Brad Smalling with Alan Evans

5 Questions:

With Fabrice Gabriel

Fabrice Gabriel is the founder & CEO of Eiosis, as well as the Co-Founder and CTO of Slate Digital. Fabrice’s algorithms are behind some of the most sought after software in the industry, including Eiosis’s Air EQ and Slate Digital’s Virtual Console Collection.

“I spent years dedicating my time and passion to audio processing, to build the tools and algorithms that would meet the highest expectations of sound engineers, and that would change the way sound processing is done with computers.” – Fabrice Gabriel,

1 – Now you can have a thousand EQ models, entire recording consoles, sequencers that can replicate a realistic drum performance, and tools to tune a performance to perfection. Many of the most pressing needs and desires of the recording community have been addressed for those who can afford the technology.

From your perspective, as a part of the team behind some of the most successful plugins on the planet, are there many game changing ideas left for the audio world that haven’t been tapped into yet because of limits in technology?

Fabrice: To me there is still a lot of ideas to be developed in the audio world, which has not been developed or not been done properly. This can be simple ideas which does not require too much development to very complex ones, which would need a lot of investigations and R&D.

All the new ideas and tools that has been provided to musicians and producers has been changing the way we write, produce and listen to music. I think there is still some things to change in those fields, even though it’s of course harder because so many things has already been invented.. But we also probably are less in need for creativity than before because we have so many tools and options nowadays.

About game changing ideas, I believe more in the execution of the idea than the idea in itself : a great idea can lead to a bad product, but a product very well crafted from a simple idea can be great and become a classic.

2 – In an interview you filmed for SAE Institute Paris, you stated that you thought VCC would be easy, and then realized after jumping in that it was actually a lot more than you expected. The same apparently also applied to VTM. Was there ever a moment of fear that you had bitten off more than you could chew?

Fabrice: It’s pretty much the case for every plugin, but now we are used to it ! We know now that there is always a “surprise” in the development of a product, and indeed during some plugins development, there was some serious moments of despair. I particularly remember the Transient section of the FG-X, the VTM and the FG-116 as having the most of these moments!
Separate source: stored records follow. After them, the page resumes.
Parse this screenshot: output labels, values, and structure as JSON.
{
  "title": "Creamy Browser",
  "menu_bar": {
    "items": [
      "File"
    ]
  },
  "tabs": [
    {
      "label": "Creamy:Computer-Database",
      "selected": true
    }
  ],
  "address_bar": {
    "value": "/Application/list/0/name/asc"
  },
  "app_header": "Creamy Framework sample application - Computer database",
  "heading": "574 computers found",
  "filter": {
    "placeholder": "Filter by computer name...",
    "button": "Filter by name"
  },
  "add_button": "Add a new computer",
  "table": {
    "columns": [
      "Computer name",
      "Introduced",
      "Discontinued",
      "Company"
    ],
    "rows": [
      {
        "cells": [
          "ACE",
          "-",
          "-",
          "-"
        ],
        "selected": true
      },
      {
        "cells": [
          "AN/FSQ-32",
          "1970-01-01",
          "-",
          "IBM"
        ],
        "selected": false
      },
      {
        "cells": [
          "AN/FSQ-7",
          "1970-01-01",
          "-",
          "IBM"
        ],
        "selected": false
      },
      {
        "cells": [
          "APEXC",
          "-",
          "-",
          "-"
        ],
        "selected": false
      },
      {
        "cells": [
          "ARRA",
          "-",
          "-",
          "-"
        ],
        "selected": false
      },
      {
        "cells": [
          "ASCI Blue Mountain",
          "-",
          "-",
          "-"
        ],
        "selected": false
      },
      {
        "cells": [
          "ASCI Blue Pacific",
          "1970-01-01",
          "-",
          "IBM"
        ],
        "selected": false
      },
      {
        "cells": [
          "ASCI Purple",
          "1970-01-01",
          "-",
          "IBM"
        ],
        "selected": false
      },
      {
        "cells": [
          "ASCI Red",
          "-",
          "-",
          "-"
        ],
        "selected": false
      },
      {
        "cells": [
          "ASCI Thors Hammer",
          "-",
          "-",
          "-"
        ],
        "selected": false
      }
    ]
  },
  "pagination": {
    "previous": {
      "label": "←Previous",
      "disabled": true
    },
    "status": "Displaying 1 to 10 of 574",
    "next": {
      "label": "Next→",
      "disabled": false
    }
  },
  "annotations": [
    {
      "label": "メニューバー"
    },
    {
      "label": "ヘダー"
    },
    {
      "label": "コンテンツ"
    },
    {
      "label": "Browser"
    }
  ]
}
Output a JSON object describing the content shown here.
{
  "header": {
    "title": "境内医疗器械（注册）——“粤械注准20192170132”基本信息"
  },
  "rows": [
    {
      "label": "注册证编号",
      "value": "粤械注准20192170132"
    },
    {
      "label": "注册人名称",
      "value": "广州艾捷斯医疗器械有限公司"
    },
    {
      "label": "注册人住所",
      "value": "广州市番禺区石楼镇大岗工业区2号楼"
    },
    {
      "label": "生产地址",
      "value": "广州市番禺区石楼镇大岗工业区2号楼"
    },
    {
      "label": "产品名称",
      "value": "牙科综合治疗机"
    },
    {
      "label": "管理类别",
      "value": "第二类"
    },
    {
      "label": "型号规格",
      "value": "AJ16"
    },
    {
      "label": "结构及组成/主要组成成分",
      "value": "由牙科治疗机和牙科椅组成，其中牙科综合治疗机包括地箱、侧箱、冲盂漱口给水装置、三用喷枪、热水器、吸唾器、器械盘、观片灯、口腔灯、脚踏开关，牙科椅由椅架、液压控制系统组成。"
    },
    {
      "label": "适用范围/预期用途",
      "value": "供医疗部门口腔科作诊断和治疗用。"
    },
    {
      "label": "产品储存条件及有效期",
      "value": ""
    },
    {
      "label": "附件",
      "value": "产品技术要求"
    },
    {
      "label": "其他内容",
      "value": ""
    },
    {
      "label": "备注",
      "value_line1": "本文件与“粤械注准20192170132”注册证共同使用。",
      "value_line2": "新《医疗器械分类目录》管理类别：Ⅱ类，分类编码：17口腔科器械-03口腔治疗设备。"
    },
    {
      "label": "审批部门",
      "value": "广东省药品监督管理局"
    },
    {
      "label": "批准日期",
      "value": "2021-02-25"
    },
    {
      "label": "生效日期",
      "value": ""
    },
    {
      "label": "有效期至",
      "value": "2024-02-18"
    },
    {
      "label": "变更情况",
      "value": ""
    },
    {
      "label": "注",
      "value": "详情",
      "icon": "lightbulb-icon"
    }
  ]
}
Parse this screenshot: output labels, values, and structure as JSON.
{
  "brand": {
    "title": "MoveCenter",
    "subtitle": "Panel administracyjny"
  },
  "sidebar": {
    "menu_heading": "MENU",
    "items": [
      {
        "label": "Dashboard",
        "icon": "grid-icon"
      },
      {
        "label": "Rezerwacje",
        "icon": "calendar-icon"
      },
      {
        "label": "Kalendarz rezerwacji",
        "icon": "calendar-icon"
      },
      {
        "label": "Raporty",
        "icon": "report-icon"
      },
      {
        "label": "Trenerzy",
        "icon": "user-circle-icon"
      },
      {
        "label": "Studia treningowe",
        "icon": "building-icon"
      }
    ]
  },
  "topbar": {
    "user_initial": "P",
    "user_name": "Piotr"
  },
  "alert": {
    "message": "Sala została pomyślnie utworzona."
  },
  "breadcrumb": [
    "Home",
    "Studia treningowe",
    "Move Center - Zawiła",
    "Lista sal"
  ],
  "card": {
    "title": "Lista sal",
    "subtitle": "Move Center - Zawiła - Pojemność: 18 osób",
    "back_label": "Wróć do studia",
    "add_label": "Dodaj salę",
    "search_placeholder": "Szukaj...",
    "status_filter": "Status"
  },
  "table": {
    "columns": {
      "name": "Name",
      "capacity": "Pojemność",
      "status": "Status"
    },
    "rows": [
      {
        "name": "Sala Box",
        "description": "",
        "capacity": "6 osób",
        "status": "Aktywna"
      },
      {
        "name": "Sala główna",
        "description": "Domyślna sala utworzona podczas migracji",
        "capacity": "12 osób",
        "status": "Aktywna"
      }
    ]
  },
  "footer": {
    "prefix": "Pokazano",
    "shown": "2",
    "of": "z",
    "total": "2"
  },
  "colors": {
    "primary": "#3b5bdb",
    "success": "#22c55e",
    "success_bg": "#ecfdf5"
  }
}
Now I know that even though some things looks endless and impossible, we’re gonna end up finding a solution, even if it’s very long process and very difficult goal to reach!

3 – What advice would you give to someone who is interested in learning to make plugins in today’s saturated marketplace?

Fabrice: I would recommend to do a sanity check first, and then to be sure to be absolutely passionate and dedicated. That’s the only way to succeed in any business of course, but everyone knows that working in a field close to music requires a very serious amount of passion and dedication!

4 – As a full time resident of France who is interfacing with the team at Slate Digital in Los Angeles, what are some of the more challenging aspects of working on an international scale?

Fabrice: The Slate Digital development team is here in France, so actually the challenge is interacting with Steven about the products and with the LA team about the technical support and beta test.

But we now got used to it and it allows to really be able to focus on what we have to do on the development side, and still to have daily interactions with the LA team about the product decisions, the sound, the tweaking, etc..

5 – What was the most valuable lesson you had to learn the hard way?

Fabrice: Always surround yourself with the best people!

We are very fortunate to have an amazing team working with us now, but some time ago, I was not very good at selecting the people I would work with.